With no sense of urgency whatsoever, Energize jovially announced this really fun process, whereby companies would pour their thoughtful heart and soul into an application, then be assigned a “financial mentor” who would evaluate each application — over a genial cup of afternoon tea, as I envision it.
And that was it. We heard back with the name of the agency overseeing our application. Just the name. No contact, no follow-up, no questions. Then we got an e-mail announcing — and here you can see the genius shining through — that it would take six weeks to evaluate all the applications they got (they got a lot of applications! There’s a surprise!) but don’t worry; if yours isn’t selected in the first round, it will be put into the second round, which starts next week and is not six weeks removed from the first round. (I can counts real good.)
Yesterday, when Kara wondered if anyone has received any funds yet, I went scrolling through the internet, and the best I could find was the first paragraph of a story from the Denver Business Journal (for $4 I could read the rest of it, but I didn’t go there) saying that the number of businesses that applied for the Gap Fund in the first four days (which includes Pat’s) would more than deplete the entire fund.
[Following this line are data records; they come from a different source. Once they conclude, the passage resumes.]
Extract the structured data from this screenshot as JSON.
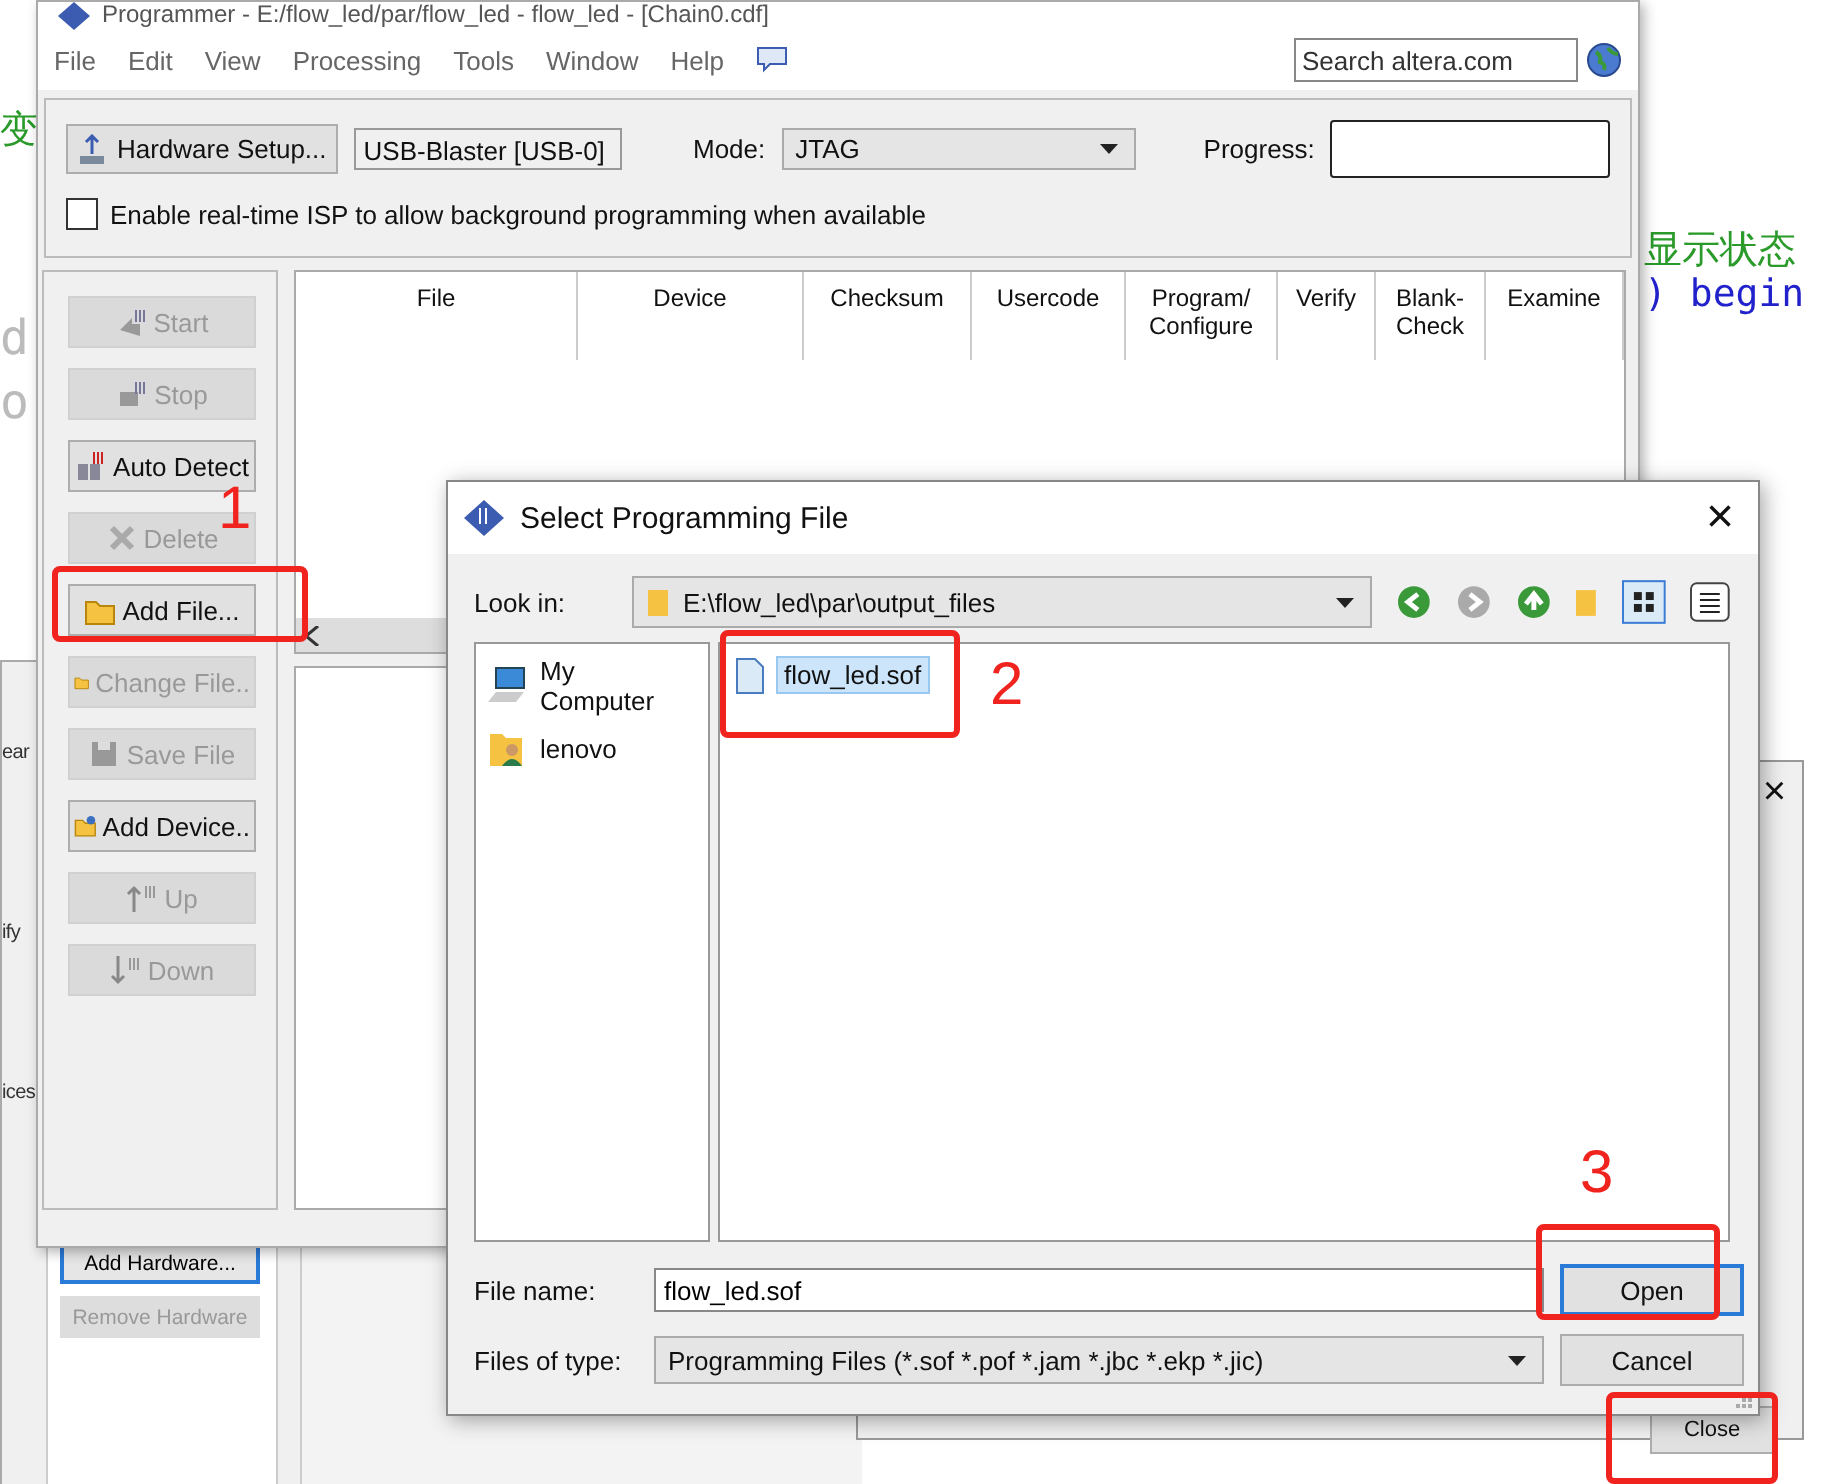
{
  "background_texts": [
    {
      "kind": "green",
      "text": "变"
    },
    {
      "kind": "gray",
      "text": "d"
    },
    {
      "kind": "gray",
      "text": "o"
    },
    {
      "kind": "green",
      "text": "显示状态"
    },
    {
      "kind": "blue",
      "text": ") begin"
    }
  ],
  "hardware_window": {
    "fragments": [
      "ear",
      "ify",
      "ices"
    ],
    "buttons": [
      {
        "label": "Add Hardware...",
        "disabled": false,
        "focused": true
      },
      {
        "label": "Remove Hardware",
        "disabled": true,
        "focused": false
      }
    ]
  },
  "programmer": {
    "title": "Programmer - E:/flow_led/par/flow_led - flow_led - [Chain0.cdf]",
    "menu": [
      "File",
      "Edit",
      "View",
      "Processing",
      "Tools",
      "Window",
      "Help"
    ],
    "search": {
      "placeholder": "Search altera.com"
    },
    "hardware_setup": "Hardware Setup...",
    "hardware": "USB-Blaster [USB-0]",
    "mode_label": "Mode:",
    "mode": "JTAG",
    "progress_label": "Progress:",
    "isp": {
      "label": "Enable real-time ISP to allow background programming when available",
      "checked": false
    },
    "actions": [
      {
        "label": "Start",
        "disabled": true
      },
      {
        "label": "Stop",
        "disabled": true
      },
      {
        "label": "Auto Detect",
        "disabled": false
      },
      {
        "label": "Delete",
        "disabled": true
      },
      {
        "label": "Add File...",
        "disabled": false
      },
      {
        "label": "Change File..",
        "disabled": true
      },
      {
        "label": "Save File",
        "disabled": true
      },
      {
        "label": "Add Device..",
        "disabled": false
      },
      {
        "label": "Up",
        "disabled": true
      },
      {
        "label": "Down",
        "disabled": true
      }
    ],
    "columns": [
      "File",
      "Device",
      "Checksum",
      "Usercode",
      "Program/\nConfigure",
      "Verify",
      "Blank-\nCheck",
      "Examine"
    ]
  },
  "other_window": {
    "close_glyph": "×",
    "button": "Close"
  },
  "dialog": {
    "title": "Select Programming File",
    "close_glyph": "×",
    "look_in_label": "Look in:",
    "look_in": "E:\\flow_led\\par\\output_files",
    "places": [
      {
        "label": "My Computer",
        "kind": "computer"
      },
      {
        "label": "lenovo",
        "kind": "user"
      }
    ],
    "files": [
      {
        "name": "flow_led.sof",
        "selected": true
      }
    ],
    "file_name_label": "File name:",
    "file_name": "flow_led.sof",
    "type_label": "Files of type:",
    "type": "Programming Files (*.sof *.pof *.jam *.jbc *.ekp *.jic)",
    "buttons": [
      "Open",
      "Cancel"
    ]
  },
  "annotation_labels": [
    "1",
    "2",
    "3"
  ]
}
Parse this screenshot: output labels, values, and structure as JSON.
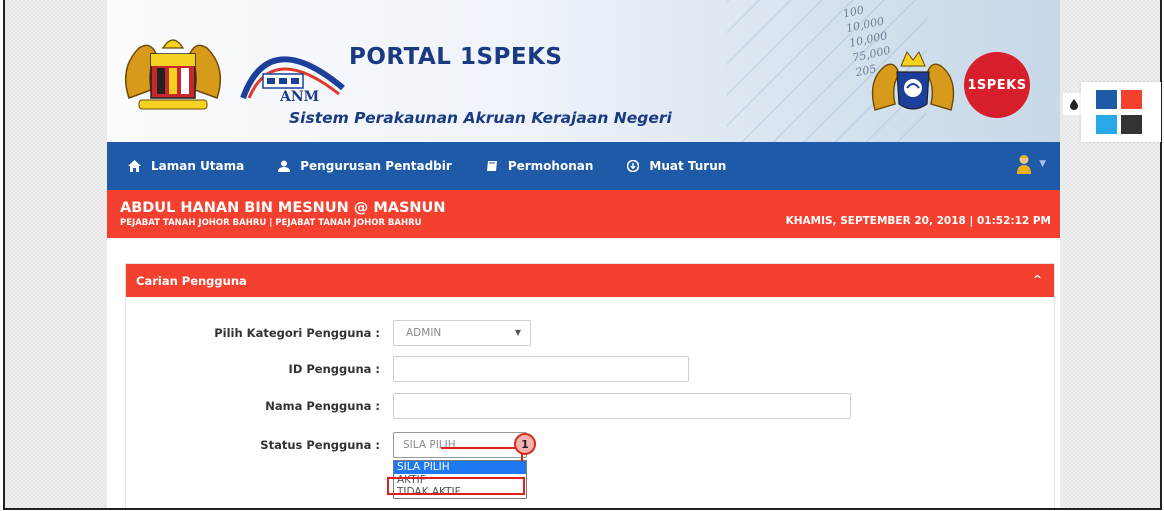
{
  "header": {
    "portal_title": "PORTAL 1SPEKS",
    "subtitle": "Sistem Perakaunan Akruan Kerajaan Negeri",
    "anm_label": "ANM",
    "badge_label": "1SPEKS",
    "deco_numbers": [
      "100",
      "10,000",
      "10,000",
      "75,000",
      "205"
    ]
  },
  "nav": {
    "items": [
      {
        "label": "Laman Utama",
        "icon": "home-icon"
      },
      {
        "label": "Pengurusan Pentadbir",
        "icon": "user-icon"
      },
      {
        "label": "Permohonan",
        "icon": "book-icon"
      },
      {
        "label": "Muat Turun",
        "icon": "download-icon"
      }
    ],
    "user_icon": "user-avatar-icon"
  },
  "user": {
    "name": "ABDUL HANAN BIN MESNUN @ MASNUN",
    "office": "PEJABAT TANAH JOHOR BAHRU | PEJABAT TANAH JOHOR BAHRU",
    "datetime": "KHAMIS, SEPTEMBER 20, 2018 | 01:52:12 PM"
  },
  "panel": {
    "title": "Carian Pengguna",
    "collapse_icon": "chevron-up-icon"
  },
  "form": {
    "kategori_label": "Pilih Kategori Pengguna :",
    "kategori_value": "ADMIN",
    "id_label": "ID Pengguna :",
    "id_value": "",
    "nama_label": "Nama Pengguna :",
    "nama_value": "",
    "status_label": "Status Pengguna :",
    "status_value": "SILA PILIH",
    "status_options": [
      "SILA PILIH",
      "AKTIF",
      "TIDAK AKTIF"
    ]
  },
  "callout": {
    "number": "1"
  },
  "palette": {
    "icon": "droplet-icon",
    "colors": [
      "#1e5aa8",
      "#f4402f",
      "#29a8e8",
      "#333333"
    ]
  }
}
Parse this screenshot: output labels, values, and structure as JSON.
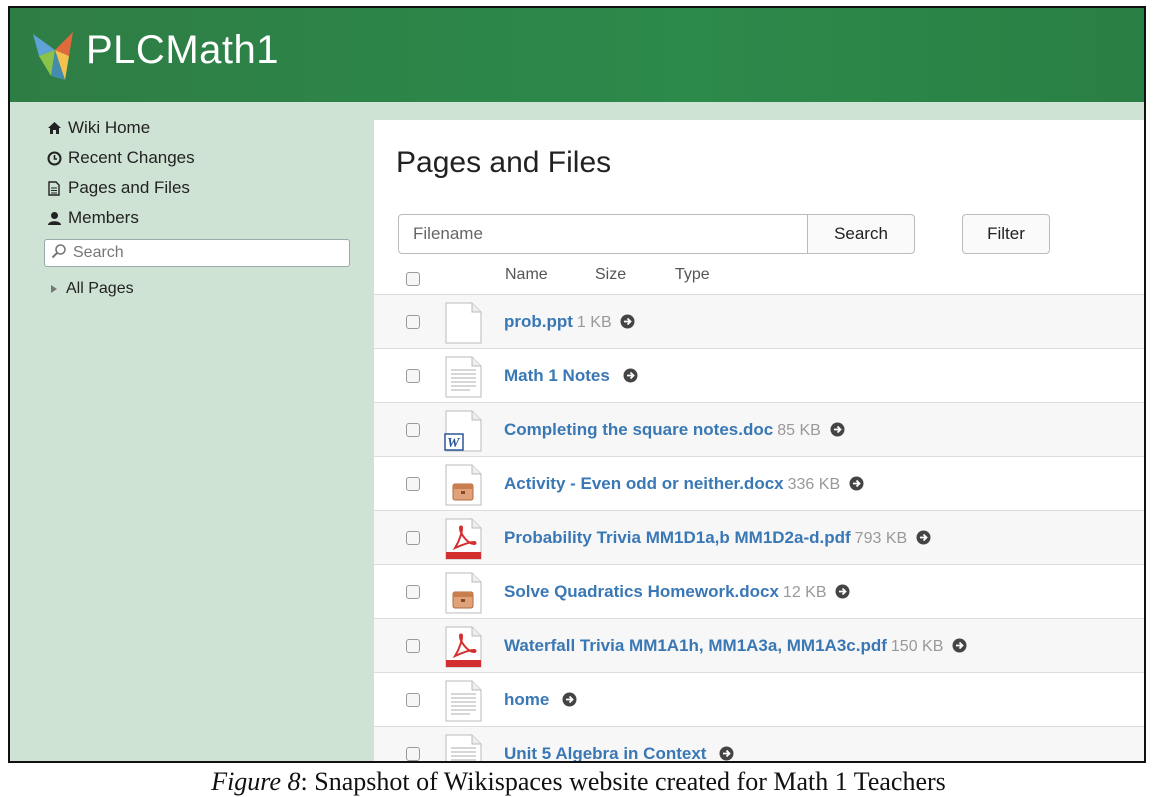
{
  "app": {
    "title": "PLCMath1"
  },
  "sidebar": {
    "items": [
      {
        "label": "Wiki Home",
        "icon": "home-icon"
      },
      {
        "label": "Recent Changes",
        "icon": "clock-icon"
      },
      {
        "label": "Pages and Files",
        "icon": "file-icon"
      },
      {
        "label": "Members",
        "icon": "user-icon"
      }
    ],
    "search_placeholder": "Search",
    "all_pages_label": "All Pages"
  },
  "main": {
    "title": "Pages and Files",
    "filename_placeholder": "Filename",
    "search_label": "Search",
    "filter_label": "Filter",
    "columns": [
      "Name",
      "Size",
      "Type"
    ],
    "files": [
      {
        "name": "prob.ppt",
        "size": "1 KB",
        "icon": "blank-file-icon"
      },
      {
        "name": "Math 1 Notes",
        "size": "",
        "icon": "page-icon"
      },
      {
        "name": "Completing the square notes.doc",
        "size": "85 KB",
        "icon": "word-doc-icon"
      },
      {
        "name": "Activity - Even odd or neither.docx",
        "size": "336 KB",
        "icon": "archive-file-icon"
      },
      {
        "name": "Probability Trivia MM1D1a,b MM1D2a-d.pdf",
        "size": "793 KB",
        "icon": "pdf-icon"
      },
      {
        "name": "Solve Quadratics Homework.docx",
        "size": "12 KB",
        "icon": "archive-file-icon"
      },
      {
        "name": "Waterfall Trivia MM1A1h, MM1A3a, MM1A3c.pdf",
        "size": "150 KB",
        "icon": "pdf-icon"
      },
      {
        "name": "home",
        "size": "",
        "icon": "page-icon"
      },
      {
        "name": "Unit 5 Algebra in Context",
        "size": "",
        "icon": "page-icon"
      }
    ]
  },
  "caption": {
    "label": "Figure 8",
    "text": ": Snapshot of Wikispaces website created for Math 1 Teachers"
  },
  "colors": {
    "header": "#2c8a4b",
    "sidebar": "#cfe3d4",
    "link": "#3a78b5"
  }
}
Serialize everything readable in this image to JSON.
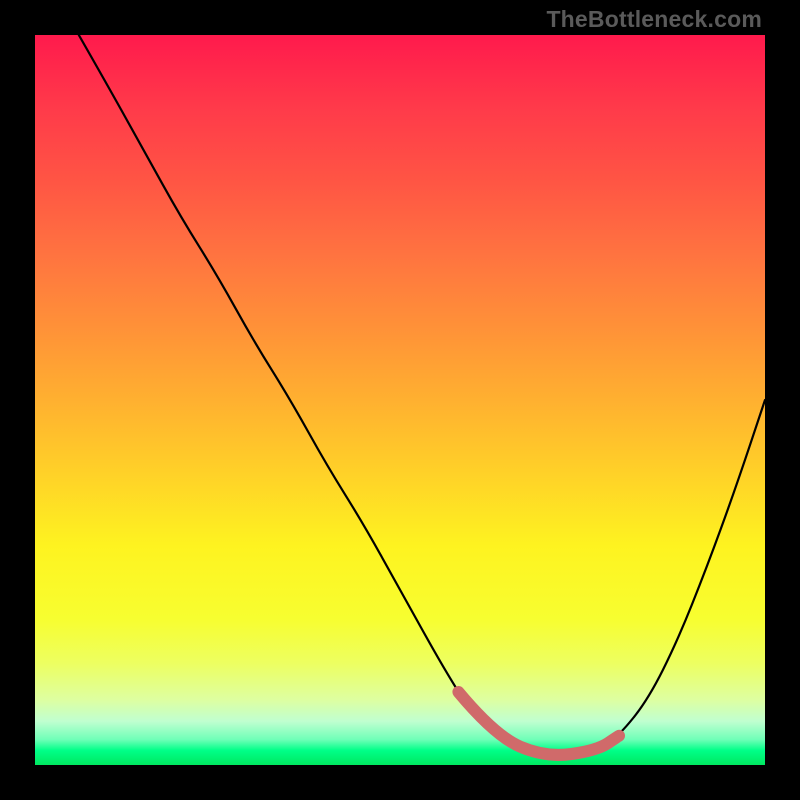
{
  "attribution": "TheBottleneck.com",
  "colors": {
    "background": "#000000",
    "gradient_top": "#ff1a4c",
    "gradient_mid": "#ffd128",
    "gradient_bottom": "#00e860",
    "curve": "#000000",
    "accent": "#d06a6a",
    "attribution_text": "#5a5a5a"
  },
  "chart_data": {
    "type": "line",
    "title": "",
    "xlabel": "",
    "ylabel": "",
    "xlim": [
      0,
      100
    ],
    "ylim": [
      100,
      0
    ],
    "series": [
      {
        "name": "bottleneck-curve",
        "x": [
          6,
          10,
          15,
          20,
          25,
          30,
          35,
          40,
          45,
          50,
          55,
          58,
          60,
          63,
          66,
          70,
          74,
          77,
          80,
          84,
          88,
          92,
          96,
          100
        ],
        "y": [
          0,
          7,
          16,
          25,
          33,
          42,
          50,
          59,
          67,
          76,
          85,
          90,
          93,
          96,
          98,
          99,
          99,
          98,
          96,
          91,
          83,
          73,
          62,
          50
        ]
      },
      {
        "name": "optimal-range-highlight",
        "x": [
          58,
          63,
          70,
          77,
          80
        ],
        "y": [
          90,
          96,
          99,
          98,
          96
        ]
      }
    ],
    "grid": false,
    "legend": false
  }
}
The webinar I watched where the Energize hipsters laid out their lace doily tea plan for this fun process featured a question from a desperate owner, business already closed, who wanted to know if the fund could be used to help pay off her debt. NO, she was told firmly, although the nutcase who thought she might possibly start a business next spring was told she wasn’t “likely” to get money unless she made a “great” case for it.
And if they ever get around to actually dispensing money to those deemed worthy enough, they anticipate it shouldn’t take more than six, maybe eight weeks, for the money to reach the business.
In the meantime, as the clock ticks on, the Majestic movie theatre in Crested Butte has closed its doors. What if the morons mishandling this grant money had moved with the alacrity this situation demands? Maybe the Majestic could have received a grant to help cover that back rent, thus keeping the only theatre in a 60-mile radius in business. But I suppose that would hinge on them being a worthy member of the community.
Now, I would guess, even if the owners applied the Majestic will no longer be eligible for Gap funding, since it’s no longer in business, no thanks at all to the state of Colorado. How many other businesses are sliding into the icy waters of the north Atlantic while the first-class losers of Energize Colorado steam on into the night in their black-tie finest?
The weekly unemployment report got pushed off the page this morning by the imminent airline layoffs of tens of thousands of employees, 3,000 of them at Denver’s airport alone. CBS noted that this would begin a cascade onto other businesses who rely on either the airlines or their workers.
Worthy or not, community leaders or not, a lot of people out there need help. If your stock portfolio is such that you can pay cash for your second third fourth home, well good for you. In the meantime there are people drowning down here, and it seems like too much trouble for those who say they want to offer help to actually mean it.
There’s a Gap all right, but Energize Colorado hasn’t found the right one.